Sir Isaac Newton developed the first circular diagram of colors in 1666 and countless scientists and artists have studied color since that time. For some reason, color theory stymies me. Maybe I just have a block about it – sorta like square roots and stuff like that. As soon as I start reading about primary, secondary, tertiary, complementary, analogous --- my eyes glaze over and my head screams, "I just want something pretty!"

A good "color sense" and some rudimentary knowledge of color theory goes far in designing rugs or quilts and especially in dyeing. I remember the first time Leota (the dear woman who taught me how too hook) pulled out a huge poster board with little snippets of color pasted all over in a circle and suggested that I memorize it. Hey, I just wanna make pretty rugs!
This week I wanted to dye some primary colors for the border of "Perfect Harmony" rug. I have lots of eight-value swatches in my stash but seem to be short on larger pieces of basic colors. It's difficult for my head to wrap around the concept that dyeing a piece of yellow wool means I have to pull out not only a yellow dye, but some red and blue dyes as well. April from Red Jack rugs calls yellow, red, and blue the "magic colors". I like that!

Imagine…all the colors in the universe can be created from just these three colors! Every beauteous shade and hue is a result of a unique combination of these magic colors. Each one of us is an individual, shining our light in different ways, beautiful and unique to ourselves. And yet, when it gets right down to it…we are all made up of the same magic qualities. I don't know how you might name the three constituent parts of ourselves – mind, body, spirit? Love, imagination, faith? Doesn't much matter…as Hans Hofmann said, "It is not the form that dictates the color, but the color that brings out the form."

Anyway….here's what the dye pot yielded last week (along with the two pics above)…

Wednesday, October 7, 2009

10 Minute Challenge - Week 2

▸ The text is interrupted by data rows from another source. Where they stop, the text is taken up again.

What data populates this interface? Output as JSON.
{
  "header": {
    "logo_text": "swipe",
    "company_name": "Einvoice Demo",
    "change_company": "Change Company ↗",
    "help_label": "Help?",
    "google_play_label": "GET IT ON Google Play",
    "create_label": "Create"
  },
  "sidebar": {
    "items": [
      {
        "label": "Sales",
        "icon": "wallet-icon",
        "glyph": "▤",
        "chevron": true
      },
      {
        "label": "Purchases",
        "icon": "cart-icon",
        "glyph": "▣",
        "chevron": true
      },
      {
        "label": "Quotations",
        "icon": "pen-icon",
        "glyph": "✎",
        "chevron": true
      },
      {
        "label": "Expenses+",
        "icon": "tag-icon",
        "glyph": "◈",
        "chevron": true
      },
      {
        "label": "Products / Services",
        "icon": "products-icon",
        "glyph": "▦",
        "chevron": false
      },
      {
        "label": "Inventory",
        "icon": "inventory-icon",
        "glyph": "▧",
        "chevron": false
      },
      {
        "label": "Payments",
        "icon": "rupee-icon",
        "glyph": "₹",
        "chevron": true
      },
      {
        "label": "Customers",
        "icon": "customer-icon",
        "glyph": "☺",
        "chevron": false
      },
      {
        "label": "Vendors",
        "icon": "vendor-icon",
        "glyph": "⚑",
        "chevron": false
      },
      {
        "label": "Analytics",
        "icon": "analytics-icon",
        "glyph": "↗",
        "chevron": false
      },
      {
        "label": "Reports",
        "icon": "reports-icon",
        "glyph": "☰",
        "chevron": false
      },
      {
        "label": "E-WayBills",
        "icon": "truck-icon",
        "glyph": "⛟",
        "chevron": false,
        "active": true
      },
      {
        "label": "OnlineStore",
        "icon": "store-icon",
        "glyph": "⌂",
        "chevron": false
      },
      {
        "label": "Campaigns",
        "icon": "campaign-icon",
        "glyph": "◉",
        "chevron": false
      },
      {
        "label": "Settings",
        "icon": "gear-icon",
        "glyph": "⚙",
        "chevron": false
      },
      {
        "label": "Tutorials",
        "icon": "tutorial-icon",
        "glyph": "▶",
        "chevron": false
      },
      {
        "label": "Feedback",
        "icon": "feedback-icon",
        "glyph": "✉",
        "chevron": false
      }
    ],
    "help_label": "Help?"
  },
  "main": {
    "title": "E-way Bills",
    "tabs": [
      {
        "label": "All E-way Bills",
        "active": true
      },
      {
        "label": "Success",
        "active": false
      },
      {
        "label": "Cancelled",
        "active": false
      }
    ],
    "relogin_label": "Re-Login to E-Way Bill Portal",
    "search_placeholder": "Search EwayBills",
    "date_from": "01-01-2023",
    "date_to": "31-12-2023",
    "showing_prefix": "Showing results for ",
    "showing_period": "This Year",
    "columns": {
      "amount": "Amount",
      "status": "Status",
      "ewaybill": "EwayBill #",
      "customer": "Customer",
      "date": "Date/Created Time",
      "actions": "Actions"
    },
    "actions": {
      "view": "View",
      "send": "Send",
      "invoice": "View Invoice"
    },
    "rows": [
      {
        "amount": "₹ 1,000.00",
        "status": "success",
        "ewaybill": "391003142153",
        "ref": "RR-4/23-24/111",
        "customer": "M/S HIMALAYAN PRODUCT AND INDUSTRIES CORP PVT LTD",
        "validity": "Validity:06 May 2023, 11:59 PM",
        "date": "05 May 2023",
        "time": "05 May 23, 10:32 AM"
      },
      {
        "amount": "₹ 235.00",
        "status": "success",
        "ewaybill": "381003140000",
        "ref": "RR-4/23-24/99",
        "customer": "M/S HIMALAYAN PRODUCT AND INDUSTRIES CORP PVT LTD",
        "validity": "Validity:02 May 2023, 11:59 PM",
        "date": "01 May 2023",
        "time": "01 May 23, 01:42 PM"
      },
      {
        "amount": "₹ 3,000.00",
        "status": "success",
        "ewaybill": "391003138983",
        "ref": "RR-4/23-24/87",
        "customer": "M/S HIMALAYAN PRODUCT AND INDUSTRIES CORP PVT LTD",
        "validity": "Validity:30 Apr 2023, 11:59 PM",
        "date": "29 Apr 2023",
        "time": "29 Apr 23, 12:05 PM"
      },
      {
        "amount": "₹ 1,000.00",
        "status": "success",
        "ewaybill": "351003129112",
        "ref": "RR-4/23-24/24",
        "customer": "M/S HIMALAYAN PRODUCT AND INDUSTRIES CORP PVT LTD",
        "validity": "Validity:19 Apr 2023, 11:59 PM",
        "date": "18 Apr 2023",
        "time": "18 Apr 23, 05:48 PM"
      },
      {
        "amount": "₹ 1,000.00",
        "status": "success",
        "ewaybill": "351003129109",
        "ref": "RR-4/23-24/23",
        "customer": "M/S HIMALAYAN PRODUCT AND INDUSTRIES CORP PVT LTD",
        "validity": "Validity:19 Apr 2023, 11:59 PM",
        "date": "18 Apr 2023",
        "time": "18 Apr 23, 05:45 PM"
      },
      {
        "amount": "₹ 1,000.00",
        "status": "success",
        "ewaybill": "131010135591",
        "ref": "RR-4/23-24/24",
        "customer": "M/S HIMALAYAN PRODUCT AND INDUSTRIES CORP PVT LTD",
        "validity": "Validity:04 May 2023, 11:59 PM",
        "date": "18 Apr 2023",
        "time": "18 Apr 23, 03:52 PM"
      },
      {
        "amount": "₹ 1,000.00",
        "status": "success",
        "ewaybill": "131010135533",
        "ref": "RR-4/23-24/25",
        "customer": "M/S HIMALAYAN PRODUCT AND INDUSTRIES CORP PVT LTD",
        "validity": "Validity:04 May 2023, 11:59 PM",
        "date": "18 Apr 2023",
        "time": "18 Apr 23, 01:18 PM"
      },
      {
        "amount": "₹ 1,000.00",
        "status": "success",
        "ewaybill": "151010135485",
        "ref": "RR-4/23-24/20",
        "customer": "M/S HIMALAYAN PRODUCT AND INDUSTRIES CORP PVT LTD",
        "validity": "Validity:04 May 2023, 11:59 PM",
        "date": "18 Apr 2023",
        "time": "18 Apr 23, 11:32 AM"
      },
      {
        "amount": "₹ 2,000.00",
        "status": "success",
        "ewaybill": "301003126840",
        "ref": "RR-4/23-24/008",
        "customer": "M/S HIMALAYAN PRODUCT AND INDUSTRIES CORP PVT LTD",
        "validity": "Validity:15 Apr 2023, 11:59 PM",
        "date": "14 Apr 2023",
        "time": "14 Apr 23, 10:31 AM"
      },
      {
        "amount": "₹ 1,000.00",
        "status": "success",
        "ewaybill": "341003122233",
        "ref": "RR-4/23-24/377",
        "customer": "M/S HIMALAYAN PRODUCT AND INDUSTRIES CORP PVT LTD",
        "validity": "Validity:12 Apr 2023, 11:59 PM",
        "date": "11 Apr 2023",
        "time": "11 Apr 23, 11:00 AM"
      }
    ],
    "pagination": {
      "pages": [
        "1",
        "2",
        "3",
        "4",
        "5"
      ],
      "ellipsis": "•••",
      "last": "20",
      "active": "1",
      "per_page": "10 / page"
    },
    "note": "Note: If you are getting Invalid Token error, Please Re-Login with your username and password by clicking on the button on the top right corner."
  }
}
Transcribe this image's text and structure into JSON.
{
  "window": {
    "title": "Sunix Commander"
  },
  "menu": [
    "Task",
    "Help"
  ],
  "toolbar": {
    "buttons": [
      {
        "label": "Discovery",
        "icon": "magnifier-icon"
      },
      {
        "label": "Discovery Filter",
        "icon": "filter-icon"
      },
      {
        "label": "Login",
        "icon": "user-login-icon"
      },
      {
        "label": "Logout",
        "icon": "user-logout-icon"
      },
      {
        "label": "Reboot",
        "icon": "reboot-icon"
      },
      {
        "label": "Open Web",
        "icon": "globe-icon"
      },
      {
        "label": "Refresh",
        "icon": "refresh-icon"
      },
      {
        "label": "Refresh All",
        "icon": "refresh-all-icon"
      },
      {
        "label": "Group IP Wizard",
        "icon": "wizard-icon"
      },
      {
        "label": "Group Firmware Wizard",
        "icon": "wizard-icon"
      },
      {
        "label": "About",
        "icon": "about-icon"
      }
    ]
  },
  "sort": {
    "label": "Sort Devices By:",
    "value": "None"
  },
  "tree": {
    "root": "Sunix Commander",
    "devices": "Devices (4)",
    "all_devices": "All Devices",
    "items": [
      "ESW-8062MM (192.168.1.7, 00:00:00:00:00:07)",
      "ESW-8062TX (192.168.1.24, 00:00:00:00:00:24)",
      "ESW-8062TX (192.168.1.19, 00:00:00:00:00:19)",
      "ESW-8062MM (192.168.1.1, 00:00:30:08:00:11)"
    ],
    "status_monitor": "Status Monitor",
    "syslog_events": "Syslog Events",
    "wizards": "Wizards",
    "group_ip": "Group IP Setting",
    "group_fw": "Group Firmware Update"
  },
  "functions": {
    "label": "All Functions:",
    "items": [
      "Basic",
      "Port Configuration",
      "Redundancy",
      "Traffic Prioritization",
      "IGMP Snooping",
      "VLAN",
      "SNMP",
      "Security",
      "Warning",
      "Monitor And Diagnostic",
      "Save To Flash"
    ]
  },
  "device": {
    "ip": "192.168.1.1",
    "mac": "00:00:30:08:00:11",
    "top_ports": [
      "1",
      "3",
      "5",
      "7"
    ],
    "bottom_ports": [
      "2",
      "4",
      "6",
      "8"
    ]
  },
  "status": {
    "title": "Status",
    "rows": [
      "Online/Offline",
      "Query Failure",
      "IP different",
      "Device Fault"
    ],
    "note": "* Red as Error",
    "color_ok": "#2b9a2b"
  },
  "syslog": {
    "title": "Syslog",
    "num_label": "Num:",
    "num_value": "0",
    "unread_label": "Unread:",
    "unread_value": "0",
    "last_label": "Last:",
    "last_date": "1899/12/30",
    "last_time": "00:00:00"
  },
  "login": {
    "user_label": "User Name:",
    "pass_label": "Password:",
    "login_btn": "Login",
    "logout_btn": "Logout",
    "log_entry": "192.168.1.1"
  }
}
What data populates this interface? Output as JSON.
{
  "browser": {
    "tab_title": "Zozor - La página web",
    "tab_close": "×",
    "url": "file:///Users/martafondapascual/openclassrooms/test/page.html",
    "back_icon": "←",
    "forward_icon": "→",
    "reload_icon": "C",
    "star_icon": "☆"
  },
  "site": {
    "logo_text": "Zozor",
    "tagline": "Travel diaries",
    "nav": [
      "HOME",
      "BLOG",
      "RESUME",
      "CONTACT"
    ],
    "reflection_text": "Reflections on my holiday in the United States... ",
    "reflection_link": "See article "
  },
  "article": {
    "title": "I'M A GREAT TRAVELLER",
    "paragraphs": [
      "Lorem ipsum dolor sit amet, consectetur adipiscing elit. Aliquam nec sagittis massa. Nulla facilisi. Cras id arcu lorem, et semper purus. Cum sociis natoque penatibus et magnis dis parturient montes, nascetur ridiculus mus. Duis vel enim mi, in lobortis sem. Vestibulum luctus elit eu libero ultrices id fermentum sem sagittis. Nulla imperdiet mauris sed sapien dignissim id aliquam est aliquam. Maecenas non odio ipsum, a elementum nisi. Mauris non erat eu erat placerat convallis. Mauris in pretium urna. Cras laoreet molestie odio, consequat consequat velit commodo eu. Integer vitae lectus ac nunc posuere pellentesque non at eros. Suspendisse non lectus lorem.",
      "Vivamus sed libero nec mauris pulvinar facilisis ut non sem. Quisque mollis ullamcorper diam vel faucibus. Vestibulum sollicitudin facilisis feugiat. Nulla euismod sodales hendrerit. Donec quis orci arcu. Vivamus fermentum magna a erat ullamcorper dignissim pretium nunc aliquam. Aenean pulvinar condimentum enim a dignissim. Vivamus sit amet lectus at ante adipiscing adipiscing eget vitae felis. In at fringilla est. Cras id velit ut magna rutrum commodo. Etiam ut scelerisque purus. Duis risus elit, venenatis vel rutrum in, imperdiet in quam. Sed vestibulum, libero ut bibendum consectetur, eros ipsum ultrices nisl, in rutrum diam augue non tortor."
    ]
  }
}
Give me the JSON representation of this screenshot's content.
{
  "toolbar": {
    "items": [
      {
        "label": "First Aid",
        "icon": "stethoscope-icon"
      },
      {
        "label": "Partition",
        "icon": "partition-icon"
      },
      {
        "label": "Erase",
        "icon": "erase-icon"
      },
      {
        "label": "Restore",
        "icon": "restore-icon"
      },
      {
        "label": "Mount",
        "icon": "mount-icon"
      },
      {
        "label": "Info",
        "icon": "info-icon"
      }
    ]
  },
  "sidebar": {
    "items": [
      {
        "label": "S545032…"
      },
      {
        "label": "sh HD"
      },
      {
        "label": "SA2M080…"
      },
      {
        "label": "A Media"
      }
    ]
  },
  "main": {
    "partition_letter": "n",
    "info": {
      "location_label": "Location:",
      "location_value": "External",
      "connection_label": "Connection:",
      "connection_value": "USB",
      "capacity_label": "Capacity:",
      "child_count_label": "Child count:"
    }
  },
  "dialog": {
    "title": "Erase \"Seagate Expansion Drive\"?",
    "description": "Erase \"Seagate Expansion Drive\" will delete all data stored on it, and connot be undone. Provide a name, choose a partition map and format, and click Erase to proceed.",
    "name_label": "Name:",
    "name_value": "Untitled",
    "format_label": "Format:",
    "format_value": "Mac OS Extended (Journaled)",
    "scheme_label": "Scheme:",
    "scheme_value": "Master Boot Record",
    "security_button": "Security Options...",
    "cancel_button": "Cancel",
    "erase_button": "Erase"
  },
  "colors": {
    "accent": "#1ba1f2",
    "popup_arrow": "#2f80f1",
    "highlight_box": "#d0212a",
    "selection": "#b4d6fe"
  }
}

Here is progress after the second week of participating in the 10 Minute challenge. I am just squeaking by with wool for the sky - I have some much darker and lighter values remaining. I am realizing that I tend to use mostly middle values in my hooking. I've noticed that the #3-5 values always get used up first and I have lots of 1, 2, 7, 8 and some 6 leftover (a swatch is generally dyed with 8 values of a specific color formula). Yesterday was spent dyeing primary colors for the border...more about that later!